> _To do_: Take the entries below and retype them exactly.

'''

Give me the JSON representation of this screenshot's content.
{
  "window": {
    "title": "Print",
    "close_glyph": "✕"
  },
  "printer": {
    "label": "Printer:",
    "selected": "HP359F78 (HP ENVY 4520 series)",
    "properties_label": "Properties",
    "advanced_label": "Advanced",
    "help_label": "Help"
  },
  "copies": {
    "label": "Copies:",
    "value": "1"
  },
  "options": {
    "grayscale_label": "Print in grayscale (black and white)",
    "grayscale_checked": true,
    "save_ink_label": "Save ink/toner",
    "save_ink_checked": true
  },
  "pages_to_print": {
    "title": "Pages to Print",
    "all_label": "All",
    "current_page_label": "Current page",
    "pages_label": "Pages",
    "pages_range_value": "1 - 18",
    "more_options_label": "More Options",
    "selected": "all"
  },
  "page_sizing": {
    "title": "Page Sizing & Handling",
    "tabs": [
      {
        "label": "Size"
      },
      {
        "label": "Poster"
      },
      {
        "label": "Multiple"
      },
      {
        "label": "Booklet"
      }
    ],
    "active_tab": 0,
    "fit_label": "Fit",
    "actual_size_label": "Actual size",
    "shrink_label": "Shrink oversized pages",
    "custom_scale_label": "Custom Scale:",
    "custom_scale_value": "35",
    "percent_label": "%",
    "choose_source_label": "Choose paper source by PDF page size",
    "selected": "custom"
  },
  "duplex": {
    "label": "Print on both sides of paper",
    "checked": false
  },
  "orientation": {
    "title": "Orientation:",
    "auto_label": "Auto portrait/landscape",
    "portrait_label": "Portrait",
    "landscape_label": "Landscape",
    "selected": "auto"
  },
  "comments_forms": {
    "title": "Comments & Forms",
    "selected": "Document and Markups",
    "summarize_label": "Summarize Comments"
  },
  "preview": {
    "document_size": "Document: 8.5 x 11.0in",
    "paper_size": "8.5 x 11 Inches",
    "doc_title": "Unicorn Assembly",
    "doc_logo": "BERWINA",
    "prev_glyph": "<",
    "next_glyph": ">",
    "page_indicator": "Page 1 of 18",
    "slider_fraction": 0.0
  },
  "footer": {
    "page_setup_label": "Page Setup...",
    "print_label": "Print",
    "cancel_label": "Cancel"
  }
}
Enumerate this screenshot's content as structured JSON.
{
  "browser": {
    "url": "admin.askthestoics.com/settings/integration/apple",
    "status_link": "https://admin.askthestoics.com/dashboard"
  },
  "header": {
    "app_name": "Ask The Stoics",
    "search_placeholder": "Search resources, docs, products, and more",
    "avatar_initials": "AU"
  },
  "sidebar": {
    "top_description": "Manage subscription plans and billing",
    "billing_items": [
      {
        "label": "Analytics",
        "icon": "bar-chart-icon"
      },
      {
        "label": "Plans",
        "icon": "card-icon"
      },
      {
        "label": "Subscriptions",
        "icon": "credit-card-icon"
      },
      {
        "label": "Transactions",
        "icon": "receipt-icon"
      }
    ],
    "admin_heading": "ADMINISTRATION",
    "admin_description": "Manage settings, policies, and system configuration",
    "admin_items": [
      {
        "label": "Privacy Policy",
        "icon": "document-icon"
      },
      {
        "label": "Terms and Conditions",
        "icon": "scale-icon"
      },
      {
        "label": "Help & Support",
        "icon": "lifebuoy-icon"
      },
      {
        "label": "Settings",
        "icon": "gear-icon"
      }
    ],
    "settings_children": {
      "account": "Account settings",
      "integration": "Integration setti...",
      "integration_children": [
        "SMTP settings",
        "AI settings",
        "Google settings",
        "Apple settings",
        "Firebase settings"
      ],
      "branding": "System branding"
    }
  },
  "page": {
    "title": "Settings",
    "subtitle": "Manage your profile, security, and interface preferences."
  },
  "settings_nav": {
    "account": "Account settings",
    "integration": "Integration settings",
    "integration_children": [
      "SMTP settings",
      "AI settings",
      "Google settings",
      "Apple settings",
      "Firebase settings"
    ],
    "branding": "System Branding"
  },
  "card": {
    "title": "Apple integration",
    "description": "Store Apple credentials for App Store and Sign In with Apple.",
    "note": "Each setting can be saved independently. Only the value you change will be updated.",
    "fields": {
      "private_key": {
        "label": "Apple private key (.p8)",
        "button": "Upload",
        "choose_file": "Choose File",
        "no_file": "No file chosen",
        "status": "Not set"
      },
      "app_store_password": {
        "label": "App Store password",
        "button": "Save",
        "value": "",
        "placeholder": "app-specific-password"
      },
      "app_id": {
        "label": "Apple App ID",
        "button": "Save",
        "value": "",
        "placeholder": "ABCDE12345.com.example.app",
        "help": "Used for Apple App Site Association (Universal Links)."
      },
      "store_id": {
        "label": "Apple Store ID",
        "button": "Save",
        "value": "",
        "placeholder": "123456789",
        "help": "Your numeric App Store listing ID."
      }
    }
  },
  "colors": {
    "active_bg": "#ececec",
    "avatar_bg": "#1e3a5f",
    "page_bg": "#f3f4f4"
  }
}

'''

> _Problem solution_:
Give me the JSON representation of this screenshot's content.
{
  "window": {
    "title": "Print",
    "close_glyph": "✕"
  },
  "printer": {
    "label": "Printer:",
    "selected": "HP359F78 (HP ENVY 4520 series)",
    "properties_label": "Properties",
    "advanced_label": "Advanced",
    "help_label": "Help"
  },
  "copies": {
    "label": "Copies:",
    "value": "1"
  },
  "options": {
    "grayscale_label": "Print in grayscale (black and white)",
    "grayscale_checked": true,
    "save_ink_label": "Save ink/toner",
    "save_ink_checked": true
  },
  "pages_to_print": {
    "title": "Pages to Print",
    "all_label": "All",
    "current_page_label": "Current page",
    "pages_label": "Pages",
    "pages_range_value": "1 - 18",
    "more_options_label": "More Options",
    "selected": "all"
  },
  "page_sizing": {
    "title": "Page Sizing & Handling",
    "tabs": [
      {
        "label": "Size"
      },
      {
        "label": "Poster"
      },
      {
        "label": "Multiple"
      },
      {
        "label": "Booklet"
      }
    ],
    "active_tab": 0,
    "fit_label": "Fit",
    "actual_size_label": "Actual size",
    "shrink_label": "Shrink oversized pages",
    "custom_scale_label": "Custom Scale:",
    "custom_scale_value": "35",
    "percent_label": "%",
    "choose_source_label": "Choose paper source by PDF page size",
    "selected": "custom"
  },
  "duplex": {
    "label": "Print on both sides of paper",
    "checked": false
  },
  "orientation": {
    "title": "Orientation:",
    "auto_label": "Auto portrait/landscape",
    "portrait_label": "Portrait",
    "landscape_label": "Landscape",
    "selected": "auto"
  },
  "comments_forms": {
    "title": "Comments & Forms",
    "selected": "Document and Markups",
    "summarize_label": "Summarize Comments"
  },
  "preview": {
    "document_size": "Document: 8.5 x 11.0in",
    "paper_size": "8.5 x 11 Inches",
    "doc_title": "Unicorn Assembly",
    "doc_logo": "BERWINA",
    "prev_glyph": "<",
    "next_glyph": ">",
    "page_indicator": "Page 1 of 18",
    "slider_fraction": 0.0
  },
  "footer": {
    "page_setup_label": "Page Setup...",
    "print_label": "Print",
    "cancel_label": "Cancel"
  }
}
Enumerate this screenshot's content as structured JSON.
{
  "browser": {
    "url": "admin.askthestoics.com/settings/integration/apple",
    "status_link": "https://admin.askthestoics.com/dashboard"
  },
  "header": {
    "app_name": "Ask The Stoics",
    "search_placeholder": "Search resources, docs, products, and more",
    "avatar_initials": "AU"
  },
  "sidebar": {
    "top_description": "Manage subscription plans and billing",
    "billing_items": [
      {
        "label": "Analytics",
        "icon": "bar-chart-icon"
      },
      {
        "label": "Plans",
        "icon": "card-icon"
      },
      {
        "label": "Subscriptions",
        "icon": "credit-card-icon"
      },
      {
        "label": "Transactions",
        "icon": "receipt-icon"
      }
    ],
    "admin_heading": "ADMINISTRATION",
    "admin_description": "Manage settings, policies, and system configuration",
    "admin_items": [
      {
        "label": "Privacy Policy",
        "icon": "document-icon"
      },
      {
        "label": "Terms and Conditions",
        "icon": "scale-icon"
      },
      {
        "label": "Help & Support",
        "icon": "lifebuoy-icon"
      },
      {
        "label": "Settings",
        "icon": "gear-icon"
      }
    ],
    "settings_children": {
      "account": "Account settings",
      "integration": "Integration setti...",
      "integration_children": [
        "SMTP settings",
        "AI settings",
        "Google settings",
        "Apple settings",
        "Firebase settings"
      ],
      "branding": "System branding"
    }
  },
  "page": {
    "title": "Settings",
    "subtitle": "Manage your profile, security, and interface preferences."
  },
  "settings_nav": {
    "account": "Account settings",
    "integration": "Integration settings",
    "integration_children": [
      "SMTP settings",
      "AI settings",
      "Google settings",
      "Apple settings",
      "Firebase settings"
    ],
    "branding": "System Branding"
  },
  "card": {
    "title": "Apple integration",
    "description": "Store Apple credentials for App Store and Sign In with Apple.",
    "note": "Each setting can be saved independently. Only the value you change will be updated.",
    "fields": {
      "private_key": {
        "label": "Apple private key (.p8)",
        "button": "Upload",
        "choose_file": "Choose File",
        "no_file": "No file chosen",
        "status": "Not set"
      },
      "app_store_password": {
        "label": "App Store password",
        "button": "Save",
        "value": "",
        "placeholder": "app-specific-password"
      },
      "app_id": {
        "label": "Apple App ID",
        "button": "Save",
        "value": "",
        "placeholder": "ABCDE12345.com.example.app",
        "help": "Used for Apple App Site Association (Universal Links)."
      },
      "store_id": {
        "label": "Apple Store ID",
        "button": "Save",
        "value": "",
        "placeholder": "123456789",
        "help": "Your numeric App Store listing ID."
      }
    }
  },
  "colors": {
    "active_bg": "#ececec",
    "avatar_bg": "#1e3a5f",
    "page_bg": "#f3f4f4"
  }
}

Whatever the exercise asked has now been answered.